▶ _TASK OBJECTIVE_
All entries below must be output word for word, and the pictures left behind.

Web page and app entries
━━━━━━━━━━

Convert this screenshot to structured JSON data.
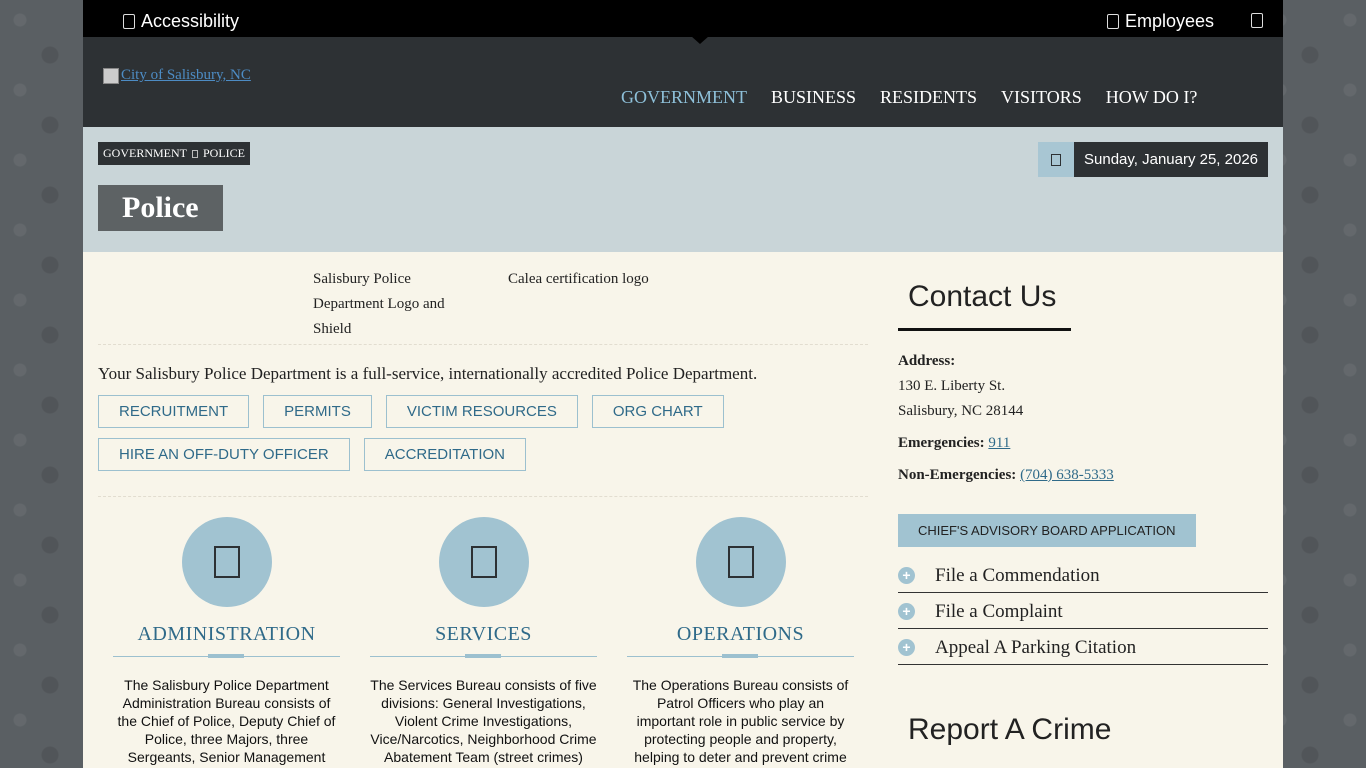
{
  "topbar": {
    "accessibility": "Accessibility",
    "employees": "Employees"
  },
  "header": {
    "logo_alt": "City of Salisbury, NC",
    "nav": [
      "GOVERNMENT",
      "BUSINESS",
      "RESIDENTS",
      "VISITORS",
      "HOW DO I?"
    ]
  },
  "titleband": {
    "breadcrumb": [
      "GOVERNMENT",
      "POLICE"
    ],
    "date": "Sunday, January 25, 2026",
    "page_title": "Police"
  },
  "main": {
    "image_alts": [
      "Salisbury Police Department Logo and Shield",
      "Calea certification logo"
    ],
    "intro": "Your Salisbury Police Department is a full-service, internationally accredited Police Department.",
    "quick_links": [
      "RECRUITMENT",
      "PERMITS",
      "VICTIM RESOURCES",
      "ORG CHART",
      "HIRE AN OFF-DUTY OFFICER",
      "ACCREDITATION"
    ],
    "columns": [
      {
        "title": "ADMINISTRATION",
        "text": "The Salisbury Police Department Administration Bureau consists of the Chief of Police, Deputy Chief of Police, three Majors, three Sergeants, Senior Management"
      },
      {
        "title": "SERVICES",
        "text": "The Services Bureau consists of five divisions: General Investigations, Violent Crime Investigations, Vice/Narcotics, Neighborhood Crime Abatement Team (street crimes)"
      },
      {
        "title": "OPERATIONS",
        "text": "The Operations Bureau consists of Patrol Officers who play an important role in public service by protecting people and property, helping to deter and prevent crime"
      }
    ]
  },
  "sidebar": {
    "contact_title": "Contact Us",
    "address_label": "Address:",
    "address_line1": "130 E. Liberty St.",
    "address_line2": "Salisbury, NC 28144",
    "emergencies_label": "Emergencies:",
    "emergencies_number": "911",
    "non_emergencies_label": "Non-Emergencies:",
    "non_emergencies_number": "(704) 638-5333",
    "cab_button": "CHIEF'S ADVISORY BOARD APPLICATION",
    "accordion": [
      "File a Commendation",
      "File a Complaint",
      "Appeal A Parking Citation"
    ],
    "report_title": "Report A Crime"
  }
}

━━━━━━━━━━

▶ _EXERCISE RESULT_
Convert this screenshot to structured JSON data.
{
  "topbar": {
    "accessibility": "Accessibility",
    "employees": "Employees"
  },
  "header": {
    "logo_alt": "City of Salisbury, NC",
    "nav": [
      "GOVERNMENT",
      "BUSINESS",
      "RESIDENTS",
      "VISITORS",
      "HOW DO I?"
    ]
  },
  "titleband": {
    "breadcrumb": [
      "GOVERNMENT",
      "POLICE"
    ],
    "date": "Sunday, January 25, 2026",
    "page_title": "Police"
  },
  "main": {
    "image_alts": [
      "Salisbury Police Department Logo and Shield",
      "Calea certification logo"
    ],
    "intro": "Your Salisbury Police Department is a full-service, internationally accredited Police Department.",
    "quick_links": [
      "RECRUITMENT",
      "PERMITS",
      "VICTIM RESOURCES",
      "ORG CHART",
      "HIRE AN OFF-DUTY OFFICER",
      "ACCREDITATION"
    ],
    "columns": [
      {
        "title": "ADMINISTRATION",
        "text": "The Salisbury Police Department Administration Bureau consists of the Chief of Police, Deputy Chief of Police, three Majors, three Sergeants, Senior Management"
      },
      {
        "title": "SERVICES",
        "text": "The Services Bureau consists of five divisions: General Investigations, Violent Crime Investigations, Vice/Narcotics, Neighborhood Crime Abatement Team (street crimes)"
      },
      {
        "title": "OPERATIONS",
        "text": "The Operations Bureau consists of Patrol Officers who play an important role in public service by protecting people and property, helping to deter and prevent crime"
      }
    ]
  },
  "sidebar": {
    "contact_title": "Contact Us",
    "address_label": "Address:",
    "address_line1": "130 E. Liberty St.",
    "address_line2": "Salisbury, NC 28144",
    "emergencies_label": "Emergencies:",
    "emergencies_number": "911",
    "non_emergencies_label": "Non-Emergencies:",
    "non_emergencies_number": "(704) 638-5333",
    "cab_button": "CHIEF'S ADVISORY BOARD APPLICATION",
    "accordion": [
      "File a Commendation",
      "File a Complaint",
      "Appeal A Parking Citation"
    ],
    "report_title": "Report A Crime"
  }
}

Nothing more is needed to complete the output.